» **About this task**
A complete, exact copy of the records is needed here.

» **Data provided**
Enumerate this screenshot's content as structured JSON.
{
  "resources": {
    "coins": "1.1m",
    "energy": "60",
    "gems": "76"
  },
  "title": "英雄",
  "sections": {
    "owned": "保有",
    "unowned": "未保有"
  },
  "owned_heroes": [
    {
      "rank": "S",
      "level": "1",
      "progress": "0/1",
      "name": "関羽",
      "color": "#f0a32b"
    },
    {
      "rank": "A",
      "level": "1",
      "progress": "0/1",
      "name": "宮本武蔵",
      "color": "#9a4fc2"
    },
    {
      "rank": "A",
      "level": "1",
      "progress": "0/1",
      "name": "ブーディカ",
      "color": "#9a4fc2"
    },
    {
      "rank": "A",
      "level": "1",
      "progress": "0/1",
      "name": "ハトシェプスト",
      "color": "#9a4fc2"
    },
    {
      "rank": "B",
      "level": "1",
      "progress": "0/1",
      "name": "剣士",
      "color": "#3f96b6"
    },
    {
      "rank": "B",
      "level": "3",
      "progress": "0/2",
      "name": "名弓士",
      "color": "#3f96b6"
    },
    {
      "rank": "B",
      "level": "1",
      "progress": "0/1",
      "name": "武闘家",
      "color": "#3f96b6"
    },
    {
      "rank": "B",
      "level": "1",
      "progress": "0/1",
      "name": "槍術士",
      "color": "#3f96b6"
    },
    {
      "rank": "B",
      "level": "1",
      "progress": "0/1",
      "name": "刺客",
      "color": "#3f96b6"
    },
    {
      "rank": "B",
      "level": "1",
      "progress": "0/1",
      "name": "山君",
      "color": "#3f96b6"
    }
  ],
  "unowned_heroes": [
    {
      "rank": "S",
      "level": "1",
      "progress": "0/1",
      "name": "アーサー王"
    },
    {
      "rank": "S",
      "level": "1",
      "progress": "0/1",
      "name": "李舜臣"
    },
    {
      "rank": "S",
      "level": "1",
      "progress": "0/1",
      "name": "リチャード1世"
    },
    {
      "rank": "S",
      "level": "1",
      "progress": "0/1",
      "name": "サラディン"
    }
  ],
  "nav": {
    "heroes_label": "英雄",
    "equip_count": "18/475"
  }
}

» **Answer space**
Enumerate this screenshot's content as structured JSON.
{
  "resources": {
    "coins": "1.1m",
    "energy": "60",
    "gems": "76"
  },
  "title": "英雄",
  "sections": {
    "owned": "保有",
    "unowned": "未保有"
  },
  "owned_heroes": [
    {
      "rank": "S",
      "level": "1",
      "progress": "0/1",
      "name": "関羽",
      "color": "#f0a32b"
    },
    {
      "rank": "A",
      "level": "1",
      "progress": "0/1",
      "name": "宮本武蔵",
      "color": "#9a4fc2"
    },
    {
      "rank": "A",
      "level": "1",
      "progress": "0/1",
      "name": "ブーディカ",
      "color": "#9a4fc2"
    },
    {
      "rank": "A",
      "level": "1",
      "progress": "0/1",
      "name": "ハトシェプスト",
      "color": "#9a4fc2"
    },
    {
      "rank": "B",
      "level": "1",
      "progress": "0/1",
      "name": "剣士",
      "color": "#3f96b6"
    },
    {
      "rank": "B",
      "level": "3",
      "progress": "0/2",
      "name": "名弓士",
      "color": "#3f96b6"
    },
    {
      "rank": "B",
      "level": "1",
      "progress": "0/1",
      "name": "武闘家",
      "color": "#3f96b6"
    },
    {
      "rank": "B",
      "level": "1",
      "progress": "0/1",
      "name": "槍術士",
      "color": "#3f96b6"
    },
    {
      "rank": "B",
      "level": "1",
      "progress": "0/1",
      "name": "刺客",
      "color": "#3f96b6"
    },
    {
      "rank": "B",
      "level": "1",
      "progress": "0/1",
      "name": "山君",
      "color": "#3f96b6"
    }
  ],
  "unowned_heroes": [
    {
      "rank": "S",
      "level": "1",
      "progress": "0/1",
      "name": "アーサー王"
    },
    {
      "rank": "S",
      "level": "1",
      "progress": "0/1",
      "name": "李舜臣"
    },
    {
      "rank": "S",
      "level": "1",
      "progress": "0/1",
      "name": "リチャード1世"
    },
    {
      "rank": "S",
      "level": "1",
      "progress": "0/1",
      "name": "サラディン"
    }
  ],
  "nav": {
    "heroes_label": "英雄",
    "equip_count": "18/475"
  }
}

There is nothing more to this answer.